We call our results tactics, rather than methodologies, strategies, or universal guarantors of truth. Tactics lead not to the true or final design solution but to the contingent and collaborative construction of other narratives. These other narratives remain partial and approximate, but they are irrevocably opened up to problematization.
I will employ the language and approach of the “tactical survey” to offer a new set of conceptual tools for understanding augmented protest and revolution. It is my aim that they prove useful for activists as well as academics and journalists following Occupy Wall Street and similar movements. This first part focuses on the intersections of transparency, social media, privilege, and public depictions of protest. Part 2 will cover the utilization of corporate technological systems (e.g. Apple products, Twitter) and building alternatives to those systems (e.g. Vibe, Diaspora). These tactics are forged from observations (first hand and otherwise) of the #OWS movement. They are intentionally abstract, because they are menat to apply to a wide range of instances and scenarios. (more…)
I'm pretty bad at unpacking from conferences...
Unlike my fellow Cyborgologists, who are based in sociology departments, I am working towards a Ph.D in an interdisciplinary field called Science and Technology Studies (STS). The field emerged in the late 60s amongst (and directly influenced by) the environmental movement, the anti-nuke movement, and second wave feminism. Today STS is an established field with departments all around the world. The interdisciplinary nature of the field makes it difficult to have one single umbrella conference, but the closest we get is the annual Meeting of the Society for
the Social Studies of Science, or simply “4S.” The conference has panels on a wide variety of topics including, “(Re)Inventing the Internet: New Forms of Agency“, “Evidence on Trial: Experts, Judges and Public Reason“, and “Reproductive and Contraceptive Technologies: Shifting Subjectivities and Contemporary Lives“. There are also two sister conferences that happen simultaneously at nearby hotels: The Society for the History of Technology (SHOT) and the History of Science Society (HSS). While the conference was enjoyable, and the talks were fascinating, I was left wondering if STS is up to the task of changing how we talk about technology, science, and innovation. (more…)
On September 18th, 2011, Barry Wellman, the early and rather prescient scholar of the Internet, posed a somewhat tongue-in-cheek question to the Communication and Information Technology Section of the American Sociology Association (CITASA): “‘Critical’ – aren’t we all?” This post was precipitated by a call for papers for special issue of tripleC entitled Marx is Back: The Importance of Marxist Theory and Research for Critical Communication Studies Today (no affiliation with the author). Specifically, the call invited papers that address (my emphasis):
what it means to ask Marx’s questions in 21st century informational capitalism, how Marxian theory can be used for critically analyzing and transforming media and communication today, and what the implications of the revival of the interest in Marx are for the field of Media and Communication Studies.
Shortly after it was sent, Wellman responded to the call, saying:
Not meant personally, but the use of the word “critical” by a subset of scholars always bothers me as leading to unconscious smugness?
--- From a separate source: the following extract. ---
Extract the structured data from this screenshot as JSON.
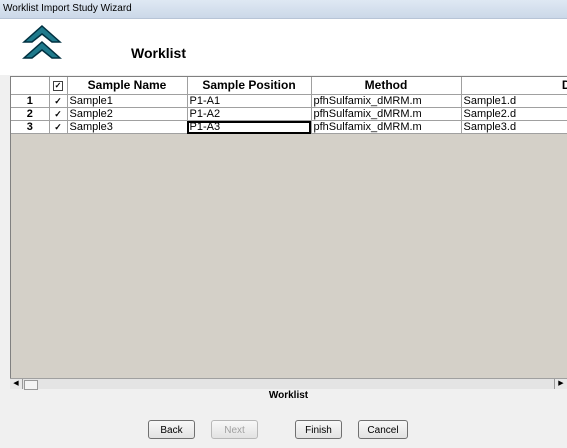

If I’m “critical”, your lot isn’t? Who, except flacks and twerps, isn’t critical? Can we criticize the criticalists?
This sparked a debate over the utility and appropriateness of the phrase “critical theory.” Critics of the phrase raise the following objections: (more…)